A new class of coaches
The third class is abandoned
The last new steam engine
A new prestious network, the Trans Europ Express
The Rheingold, from 1962 again exclusive
A new star on rails, the electric locomotive E 03

Introduction

Epoch III is characterised by the rebuilding of the railways after the second world war. Many pre-war steam engines and coaches, construction of the last new built steam engines, new generations of diesel locomotives and new innovative electric locomotives. The first mainlines which were electrified, the construction of a whole new generation of express train coaches which we now still see in Germany.

In epoch III the returning of a couple of famous trains took place. Like the Rheingold, first with pre-war coaches but from 1962 again exclusive with special built express train coaches. Also in the new developed F-train network, where the DB offered good connections mainly for business travellers between the major German cities, a couple of important trains returned like the Hanseat, Rheinblitz and the Blauer Enzian with the old Henschel Wegmann Zug. And of course in 1957 the famous TEE network started.

On 8 May 1945 the second world war ended. The railway installations and the rolling stock from the once so proud German railways was devastated. In particular the important passenger stations and cargo stations were destroyed. In the last years of the war the railways were all the time one of the targets of allied bombings. Also the maintenance facilities were devastated. So the rebuilding of the railway system had a high priority in the years after the war. The few still running locomotives, coaches and wagons were confiscated by the allied forces.

A couple of weeks after the ending of the war there were a couple of relations in service. These trains were riding on short relations and offered no connections with other services, and they were running highly irregular. The allied forces acknowledged soon that the railway system was a vital factor in the transport of troops. The railways were soon controled and managed by the military government, but were soon handed over to Germany itself. This was done on 7 September 1949. Because the rebuilt of rolling stock was unthinkable that time, attention was paid on the repair of existing rolling stock. Each repairable locomotive was repaired and used. A couple of locomotives were partly new constructed. Also the coaches and cargo wagons were repaired to what extent it was possible.

Nevertheless already in 1950 the DB started with the construction of new steam engines. These new steam engines were meant for services in local trains and for shunting services. The steam engines BR 23 and BR 82 were built. For the long-distance services the steam engine of class BR 10 was built, only two units of this class were built. In 1959 the BR 23 was built as last steam engine of the DB. The steam engine had no future anymore for the DB.

For services on non-electrified mainlines the diesel locomotive V 200 was built, and delivered in 1953. This diesel locomotive had two diesel engines with each 1100 hp. At the end of the fifties the DB built the V 100 (later 211/212/213) in large quantities for services in local trains.
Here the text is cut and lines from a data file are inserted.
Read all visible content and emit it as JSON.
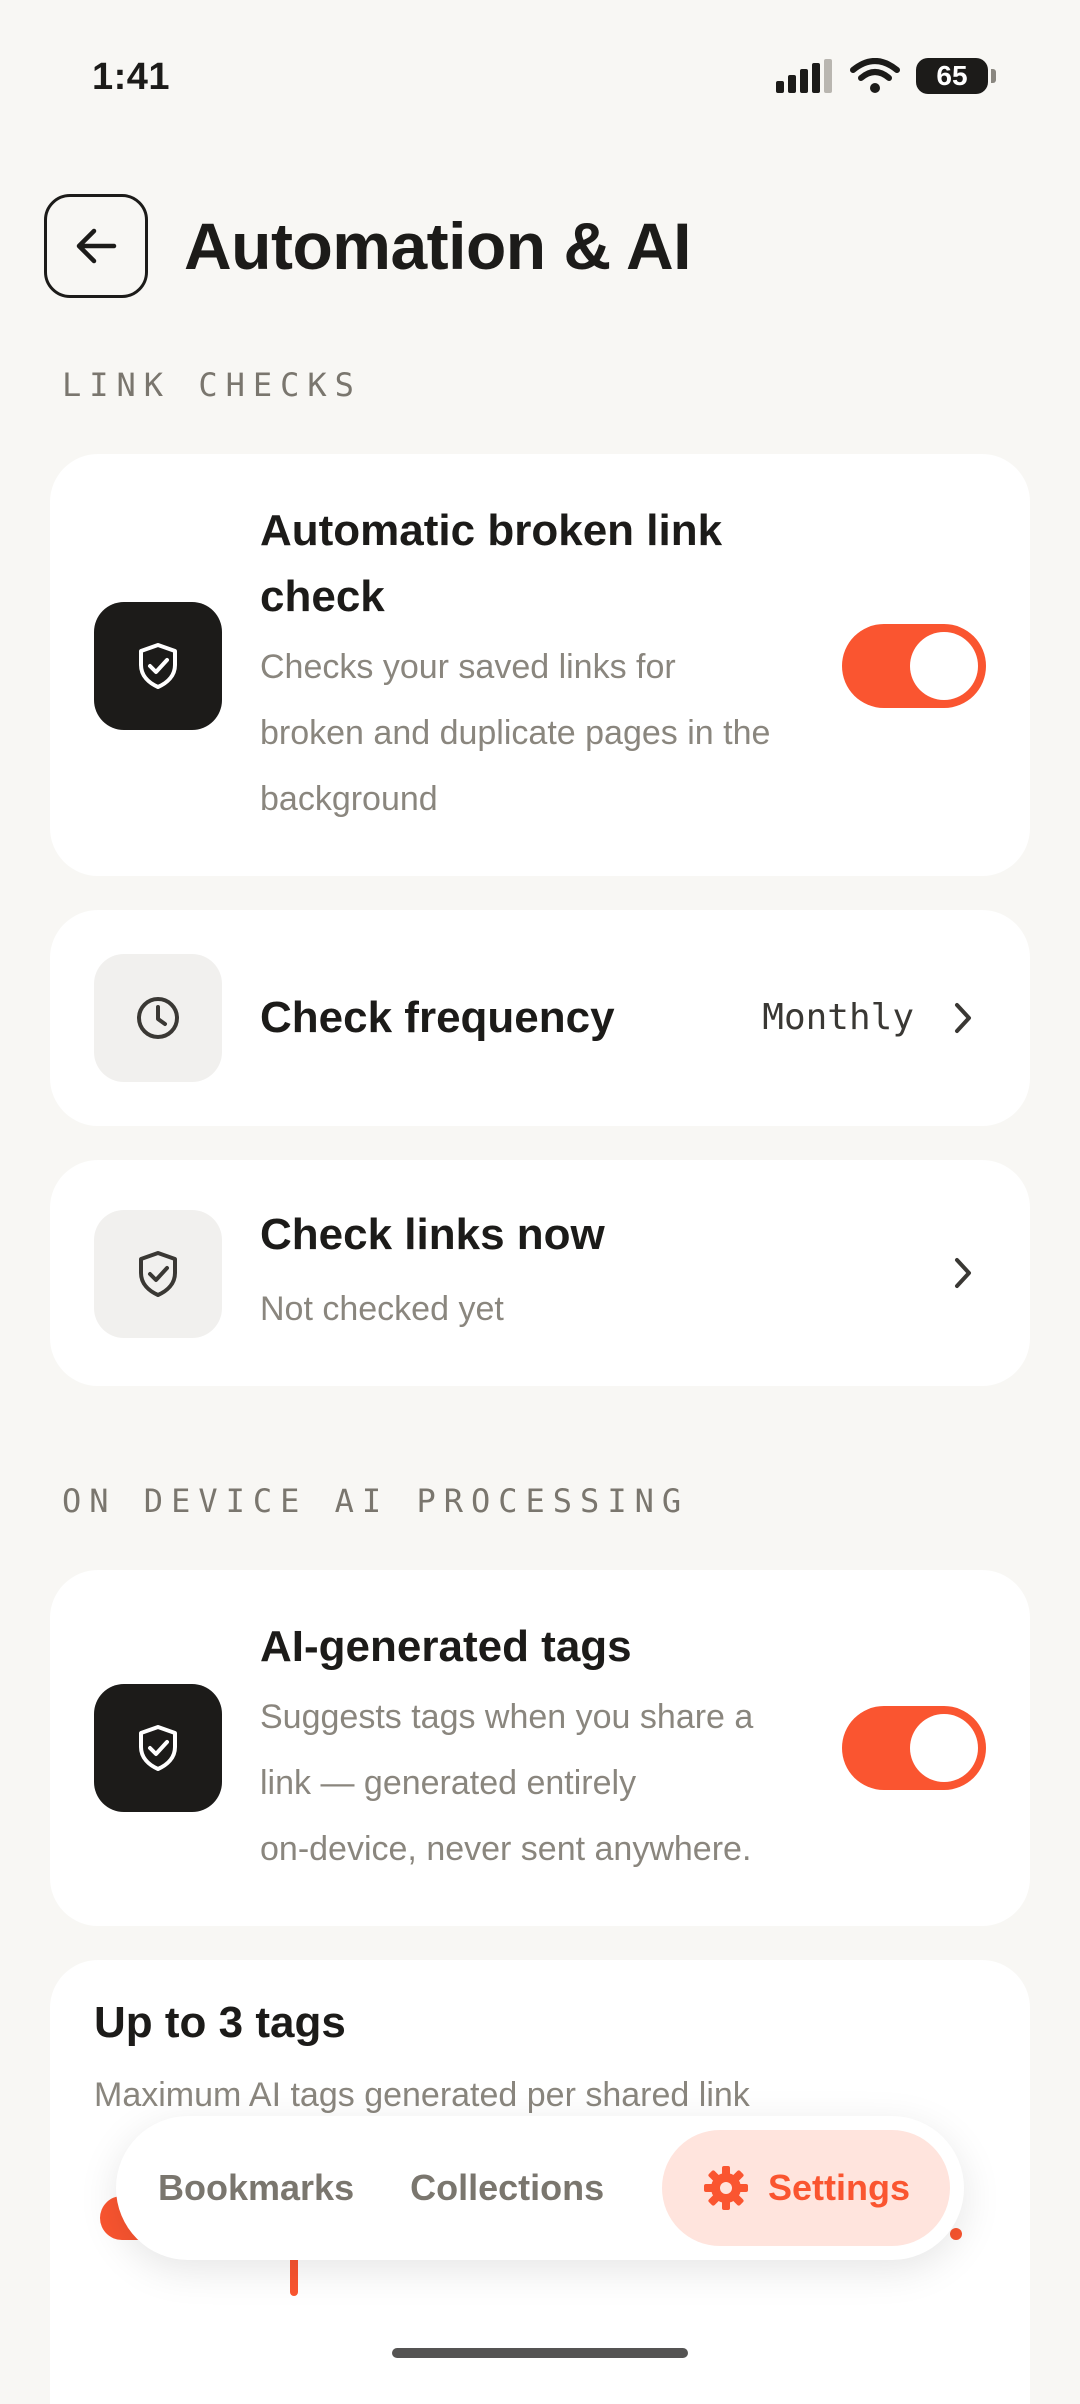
{
  "status_bar": {
    "time": "1:41",
    "battery": "65"
  },
  "header": {
    "title": "Automation & AI"
  },
  "sections": {
    "link_checks": "LINK CHECKS",
    "ai": "ON DEVICE AI PROCESSING"
  },
  "cards": {
    "broken_link": {
      "title_line1": "Automatic broken link",
      "title_line2": "check",
      "desc_line1": "Checks your saved links for",
      "desc_line2": "broken and duplicate pages in the",
      "desc_line3": "background",
      "enabled": true
    },
    "frequency": {
      "title": "Check frequency",
      "value": "Monthly"
    },
    "check_now": {
      "title": "Check links now",
      "subtitle": "Not checked yet"
    },
    "ai_tags": {
      "title": "AI-generated tags",
      "desc_line1": "Suggests tags when you share a",
      "desc_line2": "link — generated entirely",
      "desc_line3": "on-device, never sent anywhere.",
      "enabled": true
    },
    "max_tags": {
      "title": "Up to 3 tags",
      "subtitle": "Maximum AI tags generated per shared link"
    }
  },
  "bottom_nav": {
    "items": [
      {
        "label": "Bookmarks"
      },
      {
        "label": "Collections"
      },
      {
        "label": "Settings",
        "active": true
      }
    ]
  },
  "colors": {
    "accent": "#FA5530",
    "background": "#F8F7F4",
    "card": "#FFFFFF",
    "dark_tile": "#1C1B19"
  }
}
The locomotives replaced the BR 38 and BR 50 steam engines.

For the local trains the DB ordered in 1952 the famous Uerdinger railbuses BR 795/798. These railbuses have saved many inefficient local railway line from being closed.